#### Activity:
Out of the records below, copy all lines in which the word "true" occurs.

#### Task input:
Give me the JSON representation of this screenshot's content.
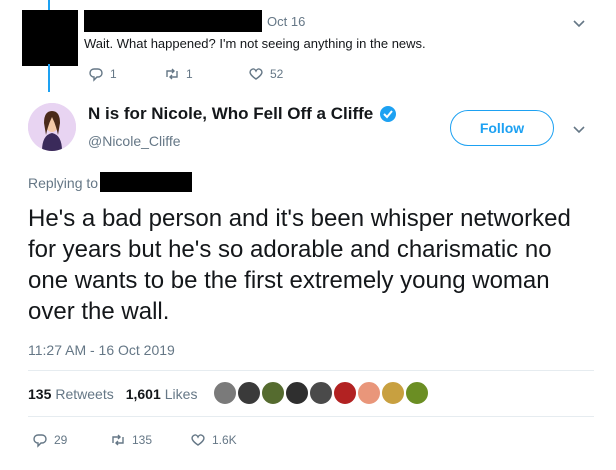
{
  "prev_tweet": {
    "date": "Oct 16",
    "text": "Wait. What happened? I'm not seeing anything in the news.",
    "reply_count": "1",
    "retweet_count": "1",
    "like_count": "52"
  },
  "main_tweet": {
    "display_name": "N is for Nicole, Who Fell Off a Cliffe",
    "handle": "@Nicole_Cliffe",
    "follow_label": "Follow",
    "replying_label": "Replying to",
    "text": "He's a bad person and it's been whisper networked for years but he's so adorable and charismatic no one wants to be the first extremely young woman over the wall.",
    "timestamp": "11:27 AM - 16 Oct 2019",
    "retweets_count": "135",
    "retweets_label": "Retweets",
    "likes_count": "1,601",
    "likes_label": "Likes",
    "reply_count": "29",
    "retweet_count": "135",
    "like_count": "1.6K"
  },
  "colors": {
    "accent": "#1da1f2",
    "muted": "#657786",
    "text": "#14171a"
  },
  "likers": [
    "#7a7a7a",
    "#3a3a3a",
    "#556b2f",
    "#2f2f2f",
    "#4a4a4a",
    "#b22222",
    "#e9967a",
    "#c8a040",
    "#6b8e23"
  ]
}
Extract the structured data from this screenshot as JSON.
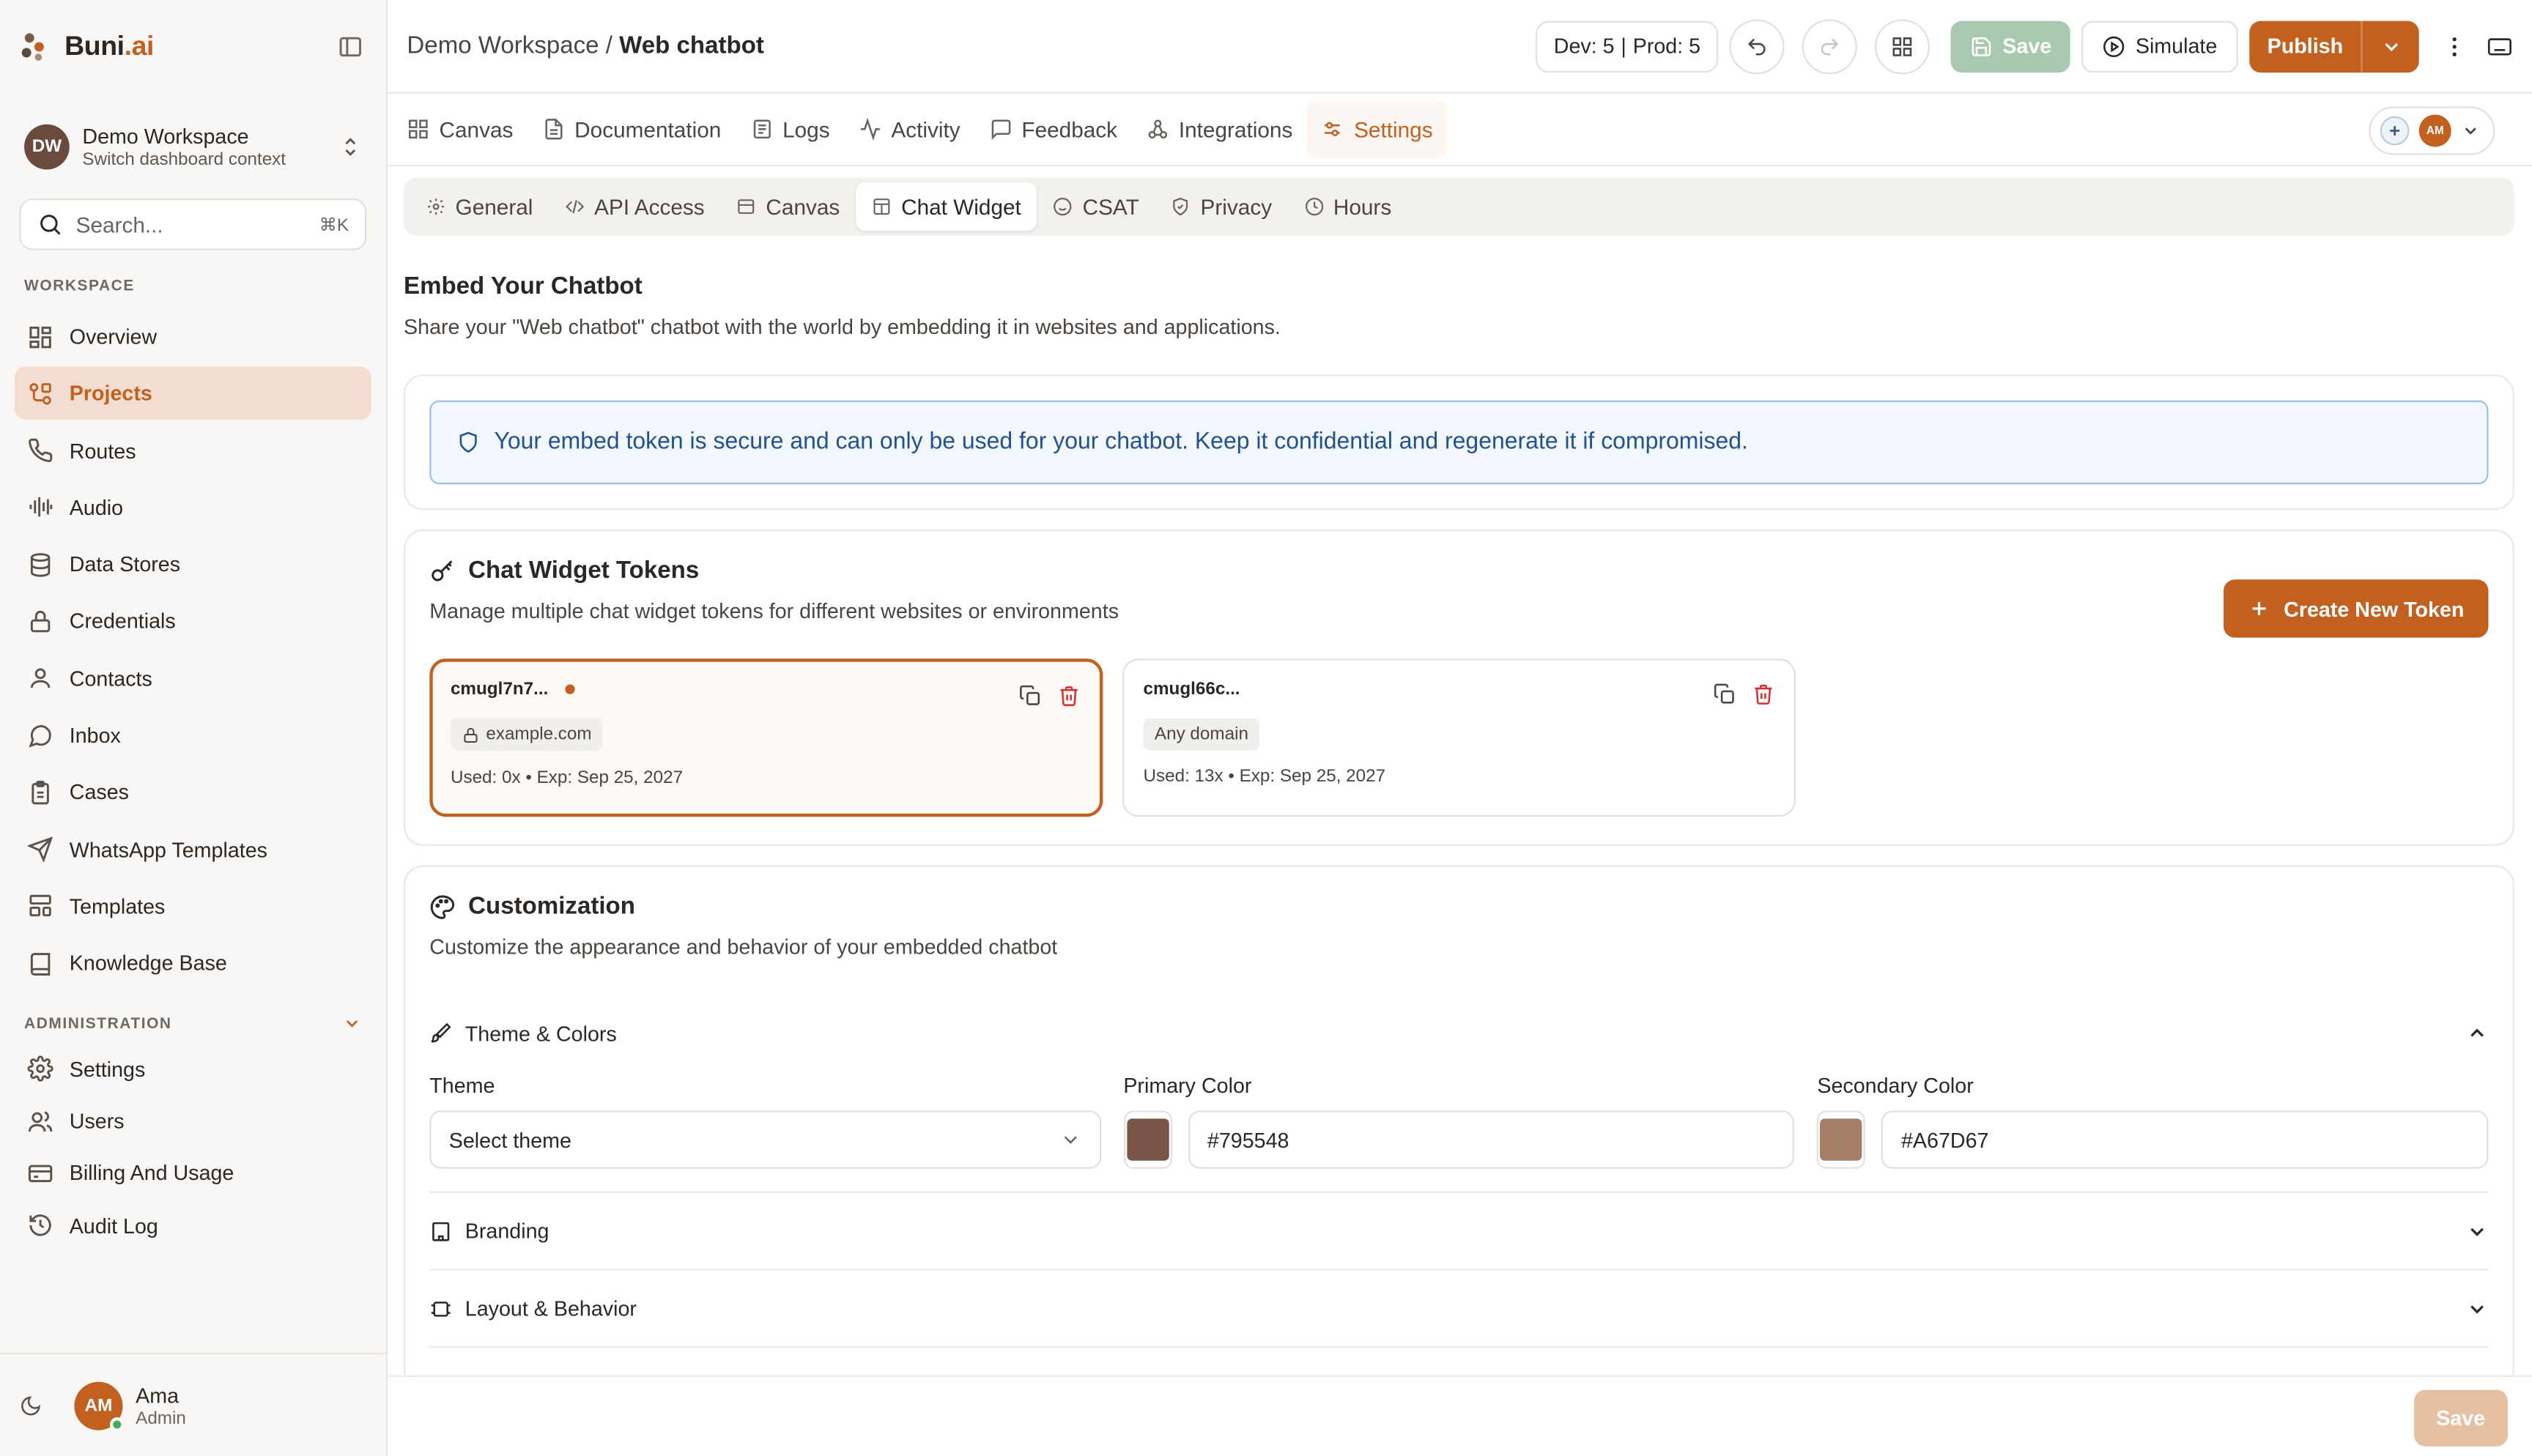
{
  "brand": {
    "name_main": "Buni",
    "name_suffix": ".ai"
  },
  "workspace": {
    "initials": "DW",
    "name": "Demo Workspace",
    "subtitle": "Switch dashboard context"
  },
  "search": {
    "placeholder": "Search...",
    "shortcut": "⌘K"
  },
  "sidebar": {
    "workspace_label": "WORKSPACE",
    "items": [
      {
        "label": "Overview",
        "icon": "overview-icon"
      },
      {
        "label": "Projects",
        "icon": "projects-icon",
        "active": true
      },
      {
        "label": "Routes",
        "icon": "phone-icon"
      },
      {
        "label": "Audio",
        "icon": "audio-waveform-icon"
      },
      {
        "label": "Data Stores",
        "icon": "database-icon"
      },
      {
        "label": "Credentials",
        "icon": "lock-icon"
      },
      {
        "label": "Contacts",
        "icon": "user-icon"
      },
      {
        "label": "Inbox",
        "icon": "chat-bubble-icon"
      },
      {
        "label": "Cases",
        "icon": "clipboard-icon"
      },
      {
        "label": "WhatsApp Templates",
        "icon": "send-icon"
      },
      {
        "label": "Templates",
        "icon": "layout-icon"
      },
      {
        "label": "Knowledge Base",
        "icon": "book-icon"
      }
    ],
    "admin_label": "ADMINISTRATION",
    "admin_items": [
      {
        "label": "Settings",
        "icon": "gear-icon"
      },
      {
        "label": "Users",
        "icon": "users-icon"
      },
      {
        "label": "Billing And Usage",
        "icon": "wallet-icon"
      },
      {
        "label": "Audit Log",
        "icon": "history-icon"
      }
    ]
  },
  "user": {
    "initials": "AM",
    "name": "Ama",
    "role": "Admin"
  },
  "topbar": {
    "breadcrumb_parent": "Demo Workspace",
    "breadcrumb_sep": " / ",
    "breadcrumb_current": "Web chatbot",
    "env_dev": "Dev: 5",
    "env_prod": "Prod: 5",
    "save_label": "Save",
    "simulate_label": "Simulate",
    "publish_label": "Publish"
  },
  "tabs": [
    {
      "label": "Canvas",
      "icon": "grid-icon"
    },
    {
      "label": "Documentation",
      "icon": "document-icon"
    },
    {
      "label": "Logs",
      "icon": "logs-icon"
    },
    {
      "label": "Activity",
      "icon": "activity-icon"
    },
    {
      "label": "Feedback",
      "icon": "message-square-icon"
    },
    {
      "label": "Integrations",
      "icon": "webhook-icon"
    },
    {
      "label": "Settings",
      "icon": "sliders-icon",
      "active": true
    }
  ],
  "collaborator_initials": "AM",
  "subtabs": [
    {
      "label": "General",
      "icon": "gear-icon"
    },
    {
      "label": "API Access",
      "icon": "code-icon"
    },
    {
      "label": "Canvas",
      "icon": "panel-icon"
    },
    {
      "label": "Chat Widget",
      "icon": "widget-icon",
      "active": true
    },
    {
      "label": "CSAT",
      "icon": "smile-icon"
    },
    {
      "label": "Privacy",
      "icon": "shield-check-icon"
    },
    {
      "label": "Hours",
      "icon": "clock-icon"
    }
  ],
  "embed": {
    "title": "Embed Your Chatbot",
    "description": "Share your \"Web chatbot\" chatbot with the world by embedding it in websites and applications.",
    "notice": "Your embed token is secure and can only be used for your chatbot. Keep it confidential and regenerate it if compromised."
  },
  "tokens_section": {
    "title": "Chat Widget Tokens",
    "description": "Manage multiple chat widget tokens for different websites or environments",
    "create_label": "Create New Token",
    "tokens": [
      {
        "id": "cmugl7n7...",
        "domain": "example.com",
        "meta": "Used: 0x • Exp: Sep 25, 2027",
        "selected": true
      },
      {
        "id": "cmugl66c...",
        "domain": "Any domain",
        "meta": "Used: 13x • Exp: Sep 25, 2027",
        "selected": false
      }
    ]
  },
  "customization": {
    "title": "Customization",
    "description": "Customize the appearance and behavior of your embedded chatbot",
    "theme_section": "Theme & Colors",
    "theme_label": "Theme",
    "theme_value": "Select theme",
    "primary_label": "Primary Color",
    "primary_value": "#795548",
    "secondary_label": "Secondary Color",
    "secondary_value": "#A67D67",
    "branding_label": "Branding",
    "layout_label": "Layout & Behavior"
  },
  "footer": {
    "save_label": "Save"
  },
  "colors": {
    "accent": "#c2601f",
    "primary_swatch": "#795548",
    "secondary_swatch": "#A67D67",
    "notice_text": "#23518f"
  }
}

#### The completed task:
        "active": true
      "active": true
      "active": true
        "selected": true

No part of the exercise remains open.